Published on Oct 1, 2018in International Journal of Psychophysiology2.41
· DOI :10.1016/j.ijpsycho.2018.01.011
Abstract Reward-related event-related potentials (ERPs) are often used to index individual differences that signal the presence or predict the onset of psychopathology. However, relatively little research has explored the psychometric properties of reward-related ERPs. Without understanding their psychometric properties, the value of using ERPs as biomarkers for psychopathology is limited. The present study, therefore, sought to establish the internal consistency reliability and convergent validity of the reward positivity (RewP) and feedback negativity (FN) elicited by two types of incentives commonly used in individual differences research – monetary and social rewards. A large, developmentally-diverse sample completed a forced-choice guessing task in which they won or lost money, as well as a social interaction task in which they received acceptance and rejection feedback. Data were analyzed at both Cz and at a frontocentral region of interest (ROI) using techniques derived from classical test theory and generalizability theory. Results demonstrated good to excellent internal consistency of the RewP and FN within 20 trials in both tasks, in addition to convergent validity between the two tasks. Results from a regression-based approach to isolating activity specific to a single response demonstrated acceptable to good internal consistency within 20 trials in both tasks, while a subtraction-based approach (∆RewP) did not achieve acceptable internal consistency in either task.

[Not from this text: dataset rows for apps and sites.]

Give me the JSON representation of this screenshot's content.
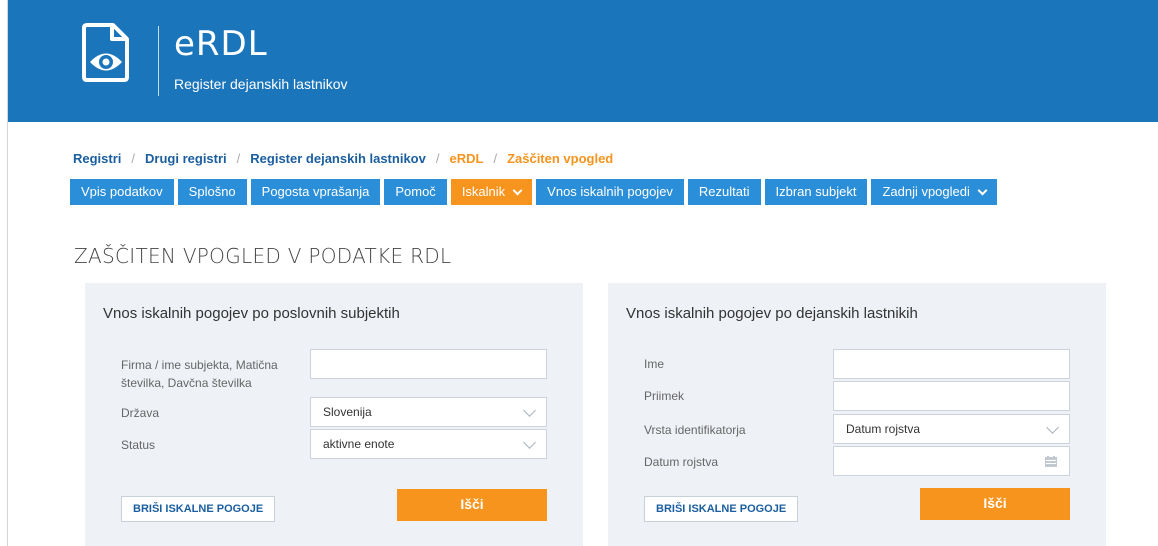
{
  "header": {
    "title": "eRDL",
    "subtitle": "Register dejanskih lastnikov"
  },
  "breadcrumb": [
    {
      "label": "Registri",
      "active": false
    },
    {
      "label": "Drugi registri",
      "active": false
    },
    {
      "label": "Register dejanskih lastnikov",
      "active": false
    },
    {
      "label": "eRDL",
      "active": true
    },
    {
      "label": "Zaščiten vpogled",
      "active": true
    }
  ],
  "nav": {
    "tab1": "Vpis podatkov",
    "tab2": "Splošno",
    "tab3": "Pogosta vprašanja",
    "tab4": "Pomoč",
    "tab5": "Iskalnik",
    "tab6": "Vnos iskalnih pogojev",
    "tab7": "Rezultati",
    "tab8": "Izbran subjekt",
    "tab9": "Zadnji vpogledi"
  },
  "page_title": "ZAŠČITEN VPOGLED V PODATKE RDL",
  "left_panel": {
    "title": "Vnos iskalnih pogojev po poslovnih subjektih",
    "company_label": "Firma / ime subjekta, Matična številka, Davčna številka",
    "company_value": "",
    "country_label": "Država",
    "country_value": "Slovenija",
    "status_label": "Status",
    "status_value": "aktivne enote",
    "clear_button": "BRIŠI ISKALNE POGOJE",
    "search_button": "Išči"
  },
  "right_panel": {
    "title": "Vnos iskalnih pogojev po dejanskih lastnikih",
    "name_label": "Ime",
    "name_value": "",
    "surname_label": "Priimek",
    "surname_value": "",
    "id_type_label": "Vrsta identifikatorja",
    "id_type_value": "Datum rojstva",
    "dob_label": "Datum rojstva",
    "dob_value": "",
    "clear_button": "BRIŠI ISKALNE POGOJE",
    "search_button": "Išči"
  },
  "colors": {
    "header_blue": "#1b75bb",
    "nav_blue": "#2b8ed8",
    "accent_orange": "#f7941d",
    "panel_bg": "#eef1f6"
  },
  "icons": {
    "logo": "document-eye-icon",
    "dropdown": "chevron-down-icon",
    "calendar": "calendar-icon"
  }
}
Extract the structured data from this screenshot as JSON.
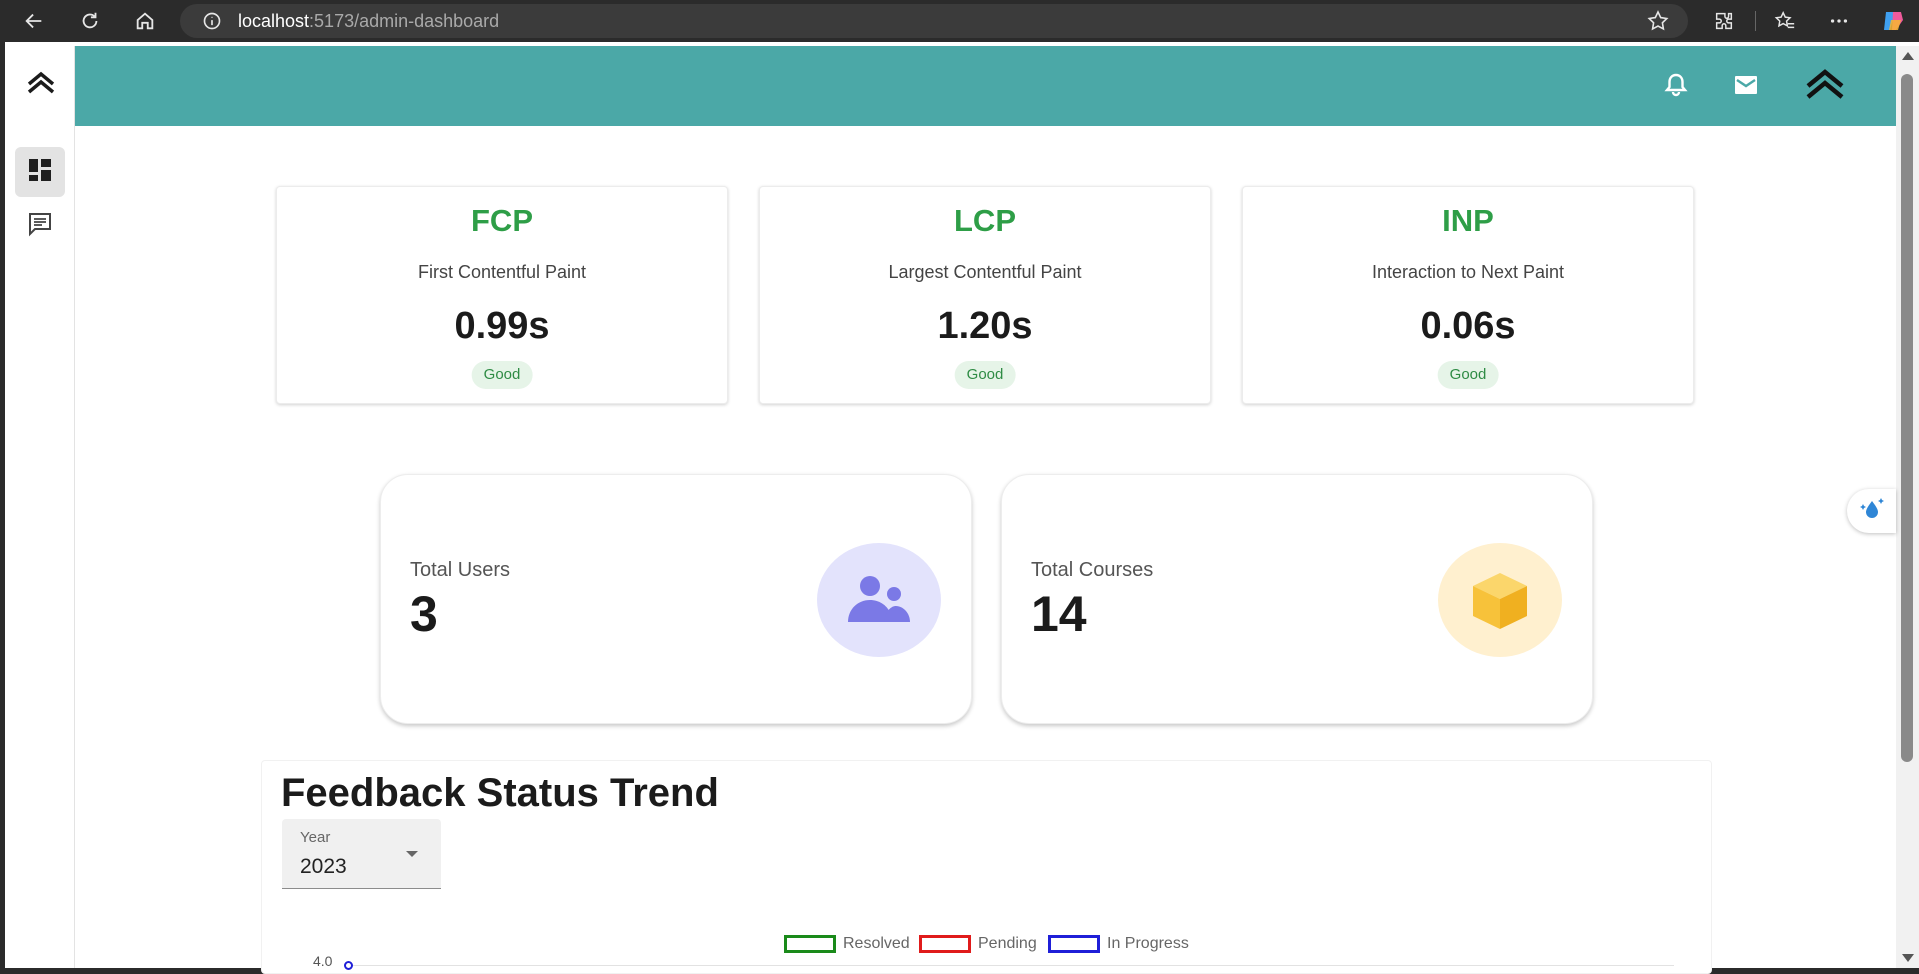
{
  "browser": {
    "url_host": "localhost",
    "url_path": ":5173/admin-dashboard"
  },
  "metrics": [
    {
      "abbr": "FCP",
      "name": "First Contentful Paint",
      "value": "0.99s",
      "status": "Good"
    },
    {
      "abbr": "LCP",
      "name": "Largest Contentful Paint",
      "value": "1.20s",
      "status": "Good"
    },
    {
      "abbr": "INP",
      "name": "Interaction to Next Paint",
      "value": "0.06s",
      "status": "Good"
    }
  ],
  "stats": {
    "users": {
      "label": "Total Users",
      "value": "3",
      "icon": "users-icon"
    },
    "courses": {
      "label": "Total Courses",
      "value": "14",
      "icon": "box-icon"
    }
  },
  "feedback": {
    "title": "Feedback Status Trend",
    "year_label": "Year",
    "year_value": "2023"
  },
  "chart_data": {
    "type": "line",
    "series": [
      {
        "name": "Resolved",
        "color": "#1a8a1a"
      },
      {
        "name": "Pending",
        "color": "#e01b1b"
      },
      {
        "name": "In Progress",
        "color": "#1f1fd8"
      }
    ],
    "y_ticks": [
      "4.0"
    ]
  },
  "colors": {
    "header": "#4ba8a7",
    "metric_green": "#2e9e47",
    "users_circle": "#e3e3fc",
    "courses_circle": "#fff0cf"
  }
}
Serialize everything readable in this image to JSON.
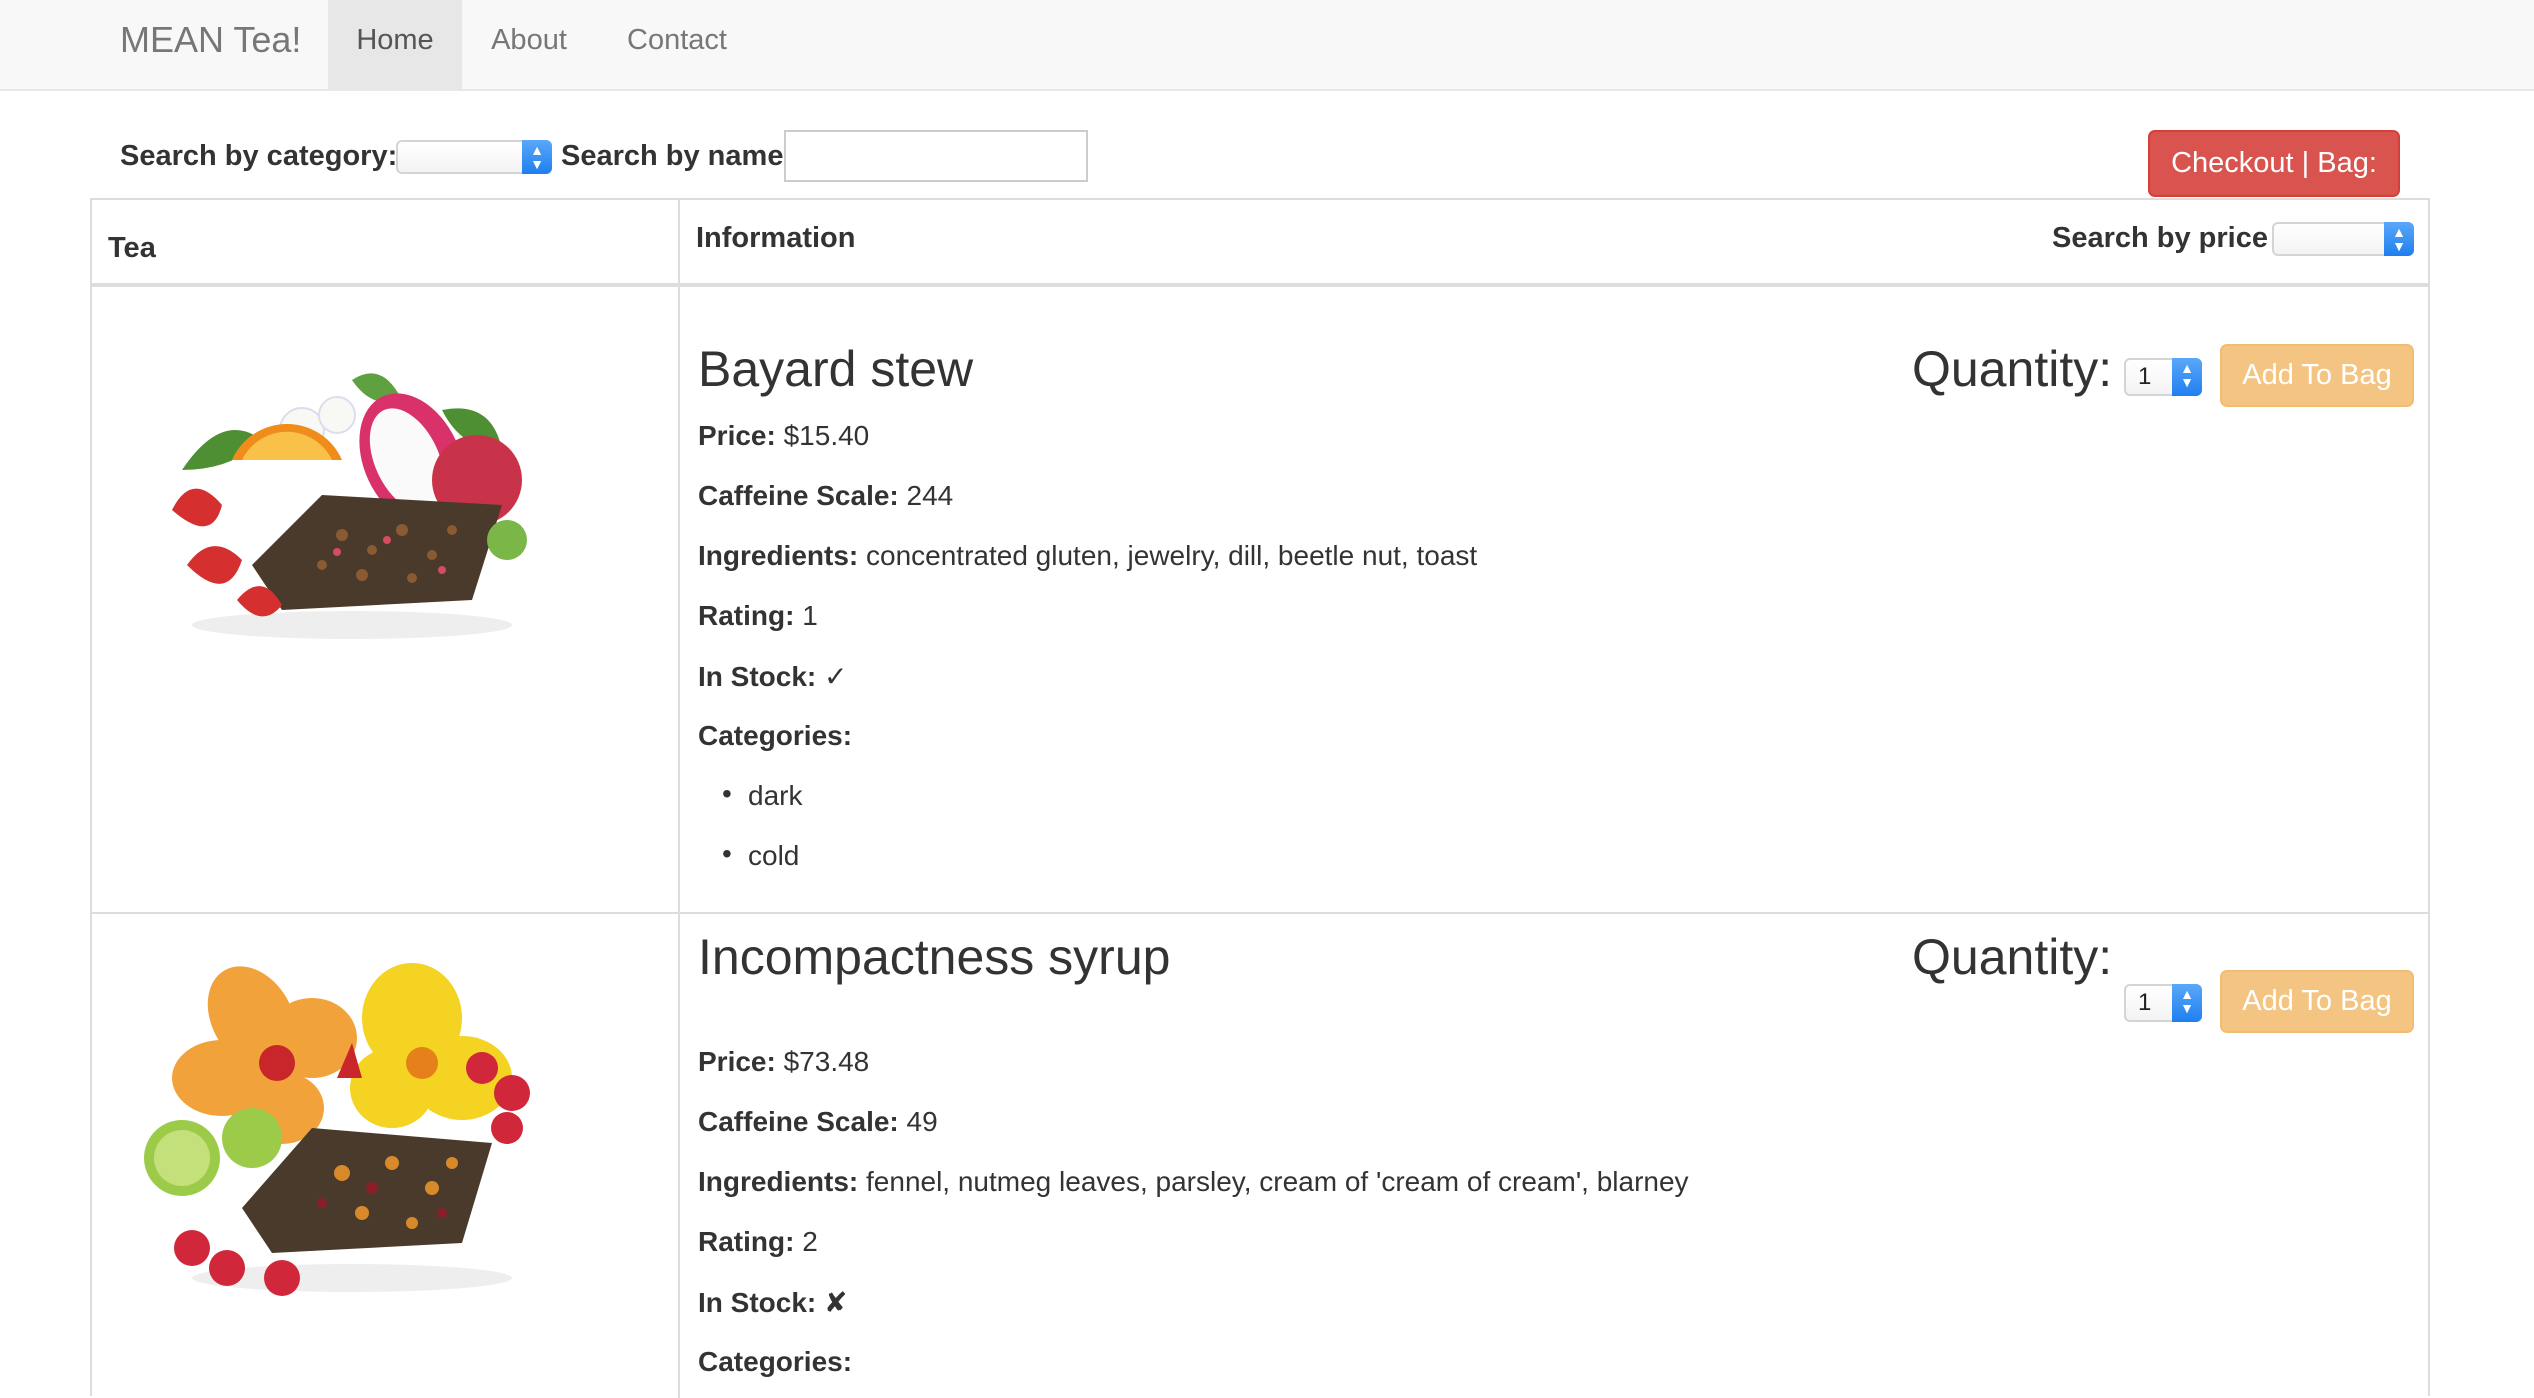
{
  "navbar": {
    "brand": "MEAN Tea!",
    "items": [
      {
        "label": "Home",
        "active": true
      },
      {
        "label": "About",
        "active": false
      },
      {
        "label": "Contact",
        "active": false
      }
    ]
  },
  "search": {
    "category_label": "Search by category:",
    "category_value": "",
    "name_label": "Search by name",
    "name_value": "",
    "checkout_label": "Checkout | Bag:"
  },
  "table": {
    "col_tea": "Tea",
    "col_information": "Information",
    "price_search_label": "Search by price",
    "price_search_value": ""
  },
  "labels": {
    "quantity": "Quantity:",
    "add_to_bag": "Add To Bag",
    "price": "Price:",
    "caffeine": "Caffeine Scale:",
    "ingredients": "Ingredients:",
    "rating": "Rating:",
    "in_stock": "In Stock:",
    "categories": "Categories:"
  },
  "products": [
    {
      "name": "Bayard stew",
      "price": "$15.40",
      "caffeine": "244",
      "ingredients": "concentrated gluten, jewelry, dill, beetle nut, toast",
      "rating": "1",
      "in_stock": "✓",
      "categories": [
        "dark",
        "cold"
      ],
      "quantity": "1",
      "image_icon": "fruit-tea-image"
    },
    {
      "name": "Incompactness syrup",
      "price": "$73.48",
      "caffeine": "49",
      "ingredients": "fennel, nutmeg leaves, parsley, cream of 'cream of cream', blarney",
      "rating": "2",
      "in_stock": "✘",
      "categories": [],
      "quantity": "1",
      "image_icon": "hibiscus-tea-image"
    }
  ],
  "colors": {
    "danger": "#d9534f",
    "warning": "#f0ad4e",
    "navbar_bg": "#f8f8f8",
    "select_arrow": "#1f7ff0"
  }
}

Internal consistency was not moderated by age and did not differ between Cz and the frontocentral ROI; however, the magnitudes of the RewP and FN were significantly associated with age at Cz but not at the ROI. This work replicates previous studies demonstrating good psychometric properties of the monetary RewP/FN and provides novel information about the psychometric properties of the social RewP/FN. These data support the use of reward-related ERPs elicited by multiple reward types in studies of biomarkers of psychopathology.